Mycobacterium leprae is the bacteria responsible for the disease leprosy, also called Hansen's disease, after Dr. Gerhard Armauer Hansen, the man who discovered the bacteria in 1873. Leprosy is a disease that causes damage to the peripheral nerves and the skin, and can lead to serious complications, including loss of toes and fingers, infertility, and blindness. Scientists do not completely understand how mycobacterium leprae spreads, but they suspect it spreads through respiratory transmission. Though mycobacterium leprae has been widely feared throughout history, modern treatments have been largely successful in treating it.
Mycobacterium leprae is a gram positive, aerobic bacteria that is rod-shaped in appearance. It has the same shape and size as the related bacteria mycobacterium tuberculosis, the bacteria that causes tuberculosis. M. leprae has been cultured in the footpads of armadillos and mice, two of the animals believed responsible for its spread. It has never been grown under artificial conditions.
This bacteria affects the mucous membranes, peripheral nerves and skin. About 10 to 29 percent of those who are exposed to mycobacterium leprae may develop indeterminate, or tuberculoid, leprosy, which is the less severe form of the disease. About 50 percent of those who develop indeterminate leprosy are at risk for succumbing to full-blown, or lepratomous, leprosy, the more severe form of the disease.
Initial symptoms of tuberculoid leprosy include a red, patchy rash on the extremities and torso.
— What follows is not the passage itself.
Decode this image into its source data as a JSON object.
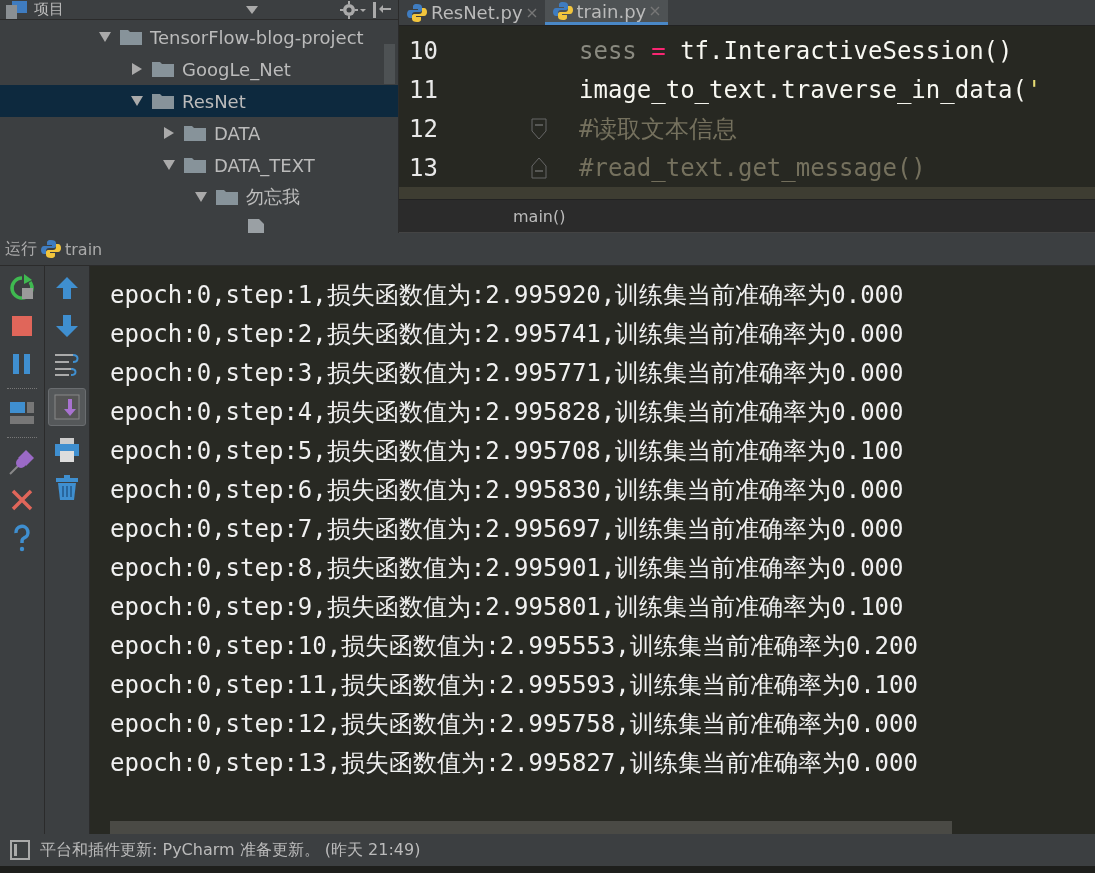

Patients may lose some of their touch sensation in the area. Later symptoms can include weakness of the feet or hands, dryness and stiffness of skin, severe pain, vision problems, and enlargement of the nerves surrounding the knees and elbows. Blindness and loss of digits can occur.
Lepratomous leprosy often causes a symmetrical rash on the buttocks, ears, face, knees, elbows and wrists. The rash can have varying characteristics. It may be pale in color or dark, limited or expansive, smooth or elevated above the skin's surface. Additional symptoms can include thickening of facial skin, thinning of eyelashes and eyebrows, lymph node swelling and gynecomastia. Leprosy can cause infertility in males, and can lead to the loss of toes or fingers, loss of vision, or an increased risk of arthritis.
Though much feared historically, leprosy can be cured today. Mycobacterium leprae is considered a highly drug-resistant bacteria, and doctors typically prescribe a combination of antibiotics to eliminate it from the body. Clofazimine, rifampin, and dapsone are most widely used in combination to treat leprosy. Patients must generally follow an antibiotic course for at least one year to treat tuberculoid leprosy, and for at least two years to treat lepratomous leprosy.